• Data under study
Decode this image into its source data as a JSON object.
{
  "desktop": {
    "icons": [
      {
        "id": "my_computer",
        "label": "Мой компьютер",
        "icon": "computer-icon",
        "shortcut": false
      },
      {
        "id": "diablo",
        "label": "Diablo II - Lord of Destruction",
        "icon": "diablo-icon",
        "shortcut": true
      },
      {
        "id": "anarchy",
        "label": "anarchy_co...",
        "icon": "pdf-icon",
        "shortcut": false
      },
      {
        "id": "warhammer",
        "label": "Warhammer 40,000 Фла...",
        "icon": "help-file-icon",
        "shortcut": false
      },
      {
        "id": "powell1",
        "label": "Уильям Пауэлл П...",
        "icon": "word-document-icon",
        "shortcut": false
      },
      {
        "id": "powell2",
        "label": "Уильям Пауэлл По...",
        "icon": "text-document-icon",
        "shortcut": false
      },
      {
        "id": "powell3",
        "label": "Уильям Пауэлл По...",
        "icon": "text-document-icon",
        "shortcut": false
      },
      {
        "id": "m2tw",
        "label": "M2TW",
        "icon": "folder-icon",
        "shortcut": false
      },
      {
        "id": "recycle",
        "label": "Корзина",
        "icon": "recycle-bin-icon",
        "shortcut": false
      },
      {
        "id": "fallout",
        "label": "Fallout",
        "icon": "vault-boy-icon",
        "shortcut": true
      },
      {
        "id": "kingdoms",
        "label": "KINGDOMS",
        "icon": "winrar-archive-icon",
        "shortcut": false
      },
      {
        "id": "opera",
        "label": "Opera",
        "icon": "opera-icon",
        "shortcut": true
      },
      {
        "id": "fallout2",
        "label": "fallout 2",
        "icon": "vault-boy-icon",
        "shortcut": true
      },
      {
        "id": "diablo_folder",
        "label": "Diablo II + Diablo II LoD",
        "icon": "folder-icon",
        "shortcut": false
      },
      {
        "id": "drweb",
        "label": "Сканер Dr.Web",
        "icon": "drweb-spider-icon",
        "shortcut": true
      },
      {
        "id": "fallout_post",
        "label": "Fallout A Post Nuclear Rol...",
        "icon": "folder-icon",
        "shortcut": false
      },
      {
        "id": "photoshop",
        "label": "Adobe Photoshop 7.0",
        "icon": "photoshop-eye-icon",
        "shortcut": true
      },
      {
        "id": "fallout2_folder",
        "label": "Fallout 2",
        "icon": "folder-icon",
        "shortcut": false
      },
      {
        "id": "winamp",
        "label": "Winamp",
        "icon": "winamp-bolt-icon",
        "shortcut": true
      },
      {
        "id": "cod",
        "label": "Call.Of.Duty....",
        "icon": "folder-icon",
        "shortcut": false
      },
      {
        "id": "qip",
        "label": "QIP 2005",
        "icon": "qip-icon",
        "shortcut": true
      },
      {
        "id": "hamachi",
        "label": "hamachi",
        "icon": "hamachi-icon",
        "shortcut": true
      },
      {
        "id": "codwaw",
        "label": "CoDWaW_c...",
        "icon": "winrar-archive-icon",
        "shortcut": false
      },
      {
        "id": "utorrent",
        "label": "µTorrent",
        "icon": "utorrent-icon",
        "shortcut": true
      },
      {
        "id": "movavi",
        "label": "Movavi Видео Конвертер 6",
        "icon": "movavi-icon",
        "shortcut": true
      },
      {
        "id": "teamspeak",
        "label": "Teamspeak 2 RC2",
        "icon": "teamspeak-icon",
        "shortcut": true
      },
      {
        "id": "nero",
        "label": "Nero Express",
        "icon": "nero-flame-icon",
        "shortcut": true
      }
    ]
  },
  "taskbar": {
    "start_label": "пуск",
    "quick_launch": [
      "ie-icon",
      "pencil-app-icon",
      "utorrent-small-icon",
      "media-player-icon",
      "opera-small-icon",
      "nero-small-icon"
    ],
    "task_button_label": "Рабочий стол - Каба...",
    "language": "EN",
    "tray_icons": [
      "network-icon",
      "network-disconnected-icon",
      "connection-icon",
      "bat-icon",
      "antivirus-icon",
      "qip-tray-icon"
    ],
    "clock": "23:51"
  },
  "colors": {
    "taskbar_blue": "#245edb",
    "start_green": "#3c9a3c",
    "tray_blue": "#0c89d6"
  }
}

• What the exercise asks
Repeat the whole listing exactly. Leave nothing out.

• Task output
Decode this image into its source data as a JSON object.
{
  "desktop": {
    "icons": [
      {
        "id": "my_computer",
        "label": "Мой компьютер",
        "icon": "computer-icon",
        "shortcut": false
      },
      {
        "id": "diablo",
        "label": "Diablo II - Lord of Destruction",
        "icon": "diablo-icon",
        "shortcut": true
      },
      {
        "id": "anarchy",
        "label": "anarchy_co...",
        "icon": "pdf-icon",
        "shortcut": false
      },
      {
        "id": "warhammer",
        "label": "Warhammer 40,000 Фла...",
        "icon": "help-file-icon",
        "shortcut": false
      },
      {
        "id": "powell1",
        "label": "Уильям Пауэлл П...",
        "icon": "word-document-icon",
        "shortcut": false
      },
      {
        "id": "powell2",
        "label": "Уильям Пауэлл По...",
        "icon": "text-document-icon",
        "shortcut": false
      },
      {
        "id": "powell3",
        "label": "Уильям Пауэлл По...",
        "icon": "text-document-icon",
        "shortcut": false
      },
      {
        "id": "m2tw",
        "label": "M2TW",
        "icon": "folder-icon",
        "shortcut": false
      },
      {
        "id": "recycle",
        "label": "Корзина",
        "icon": "recycle-bin-icon",
        "shortcut": false
      },
      {
        "id": "fallout",
        "label": "Fallout",
        "icon": "vault-boy-icon",
        "shortcut": true
      },
      {
        "id": "kingdoms",
        "label": "KINGDOMS",
        "icon": "winrar-archive-icon",
        "shortcut": false
      },
      {
        "id": "opera",
        "label": "Opera",
        "icon": "opera-icon",
        "shortcut": true
      },
      {
        "id": "fallout2",
        "label": "fallout 2",
        "icon": "vault-boy-icon",
        "shortcut": true
      },
      {
        "id": "diablo_folder",
        "label": "Diablo II + Diablo II LoD",
        "icon": "folder-icon",
        "shortcut": false
      },
      {
        "id": "drweb",
        "label": "Сканер Dr.Web",
        "icon": "drweb-spider-icon",
        "shortcut": true
      },
      {
        "id": "fallout_post",
        "label": "Fallout A Post Nuclear Rol...",
        "icon": "folder-icon",
        "shortcut": false
      },
      {
        "id": "photoshop",
        "label": "Adobe Photoshop 7.0",
        "icon": "photoshop-eye-icon",
        "shortcut": true
      },
      {
        "id": "fallout2_folder",
        "label": "Fallout 2",
        "icon": "folder-icon",
        "shortcut": false
      },
      {
        "id": "winamp",
        "label": "Winamp",
        "icon": "winamp-bolt-icon",
        "shortcut": true
      },
      {
        "id": "cod",
        "label": "Call.Of.Duty....",
        "icon": "folder-icon",
        "shortcut": false
      },
      {
        "id": "qip",
        "label": "QIP 2005",
        "icon": "qip-icon",
        "shortcut": true
      },
      {
        "id": "hamachi",
        "label": "hamachi",
        "icon": "hamachi-icon",
        "shortcut": true
      },
      {
        "id": "codwaw",
        "label": "CoDWaW_c...",
        "icon": "winrar-archive-icon",
        "shortcut": false
      },
      {
        "id": "utorrent",
        "label": "µTorrent",
        "icon": "utorrent-icon",
        "shortcut": true
      },
      {
        "id": "movavi",
        "label": "Movavi Видео Конвертер 6",
        "icon": "movavi-icon",
        "shortcut": true
      },
      {
        "id": "teamspeak",
        "label": "Teamspeak 2 RC2",
        "icon": "teamspeak-icon",
        "shortcut": true
      },
      {
        "id": "nero",
        "label": "Nero Express",
        "icon": "nero-flame-icon",
        "shortcut": true
      }
    ]
  },
  "taskbar": {
    "start_label": "пуск",
    "quick_launch": [
      "ie-icon",
      "pencil-app-icon",
      "utorrent-small-icon",
      "media-player-icon",
      "opera-small-icon",
      "nero-small-icon"
    ],
    "task_button_label": "Рабочий стол - Каба...",
    "language": "EN",
    "tray_icons": [
      "network-icon",
      "network-disconnected-icon",
      "connection-icon",
      "bat-icon",
      "antivirus-icon",
      "qip-tray-icon"
    ],
    "clock": "23:51"
  },
  "colors": {
    "taskbar_blue": "#245edb",
    "start_green": "#3c9a3c",
    "tray_blue": "#0c89d6"
  }
}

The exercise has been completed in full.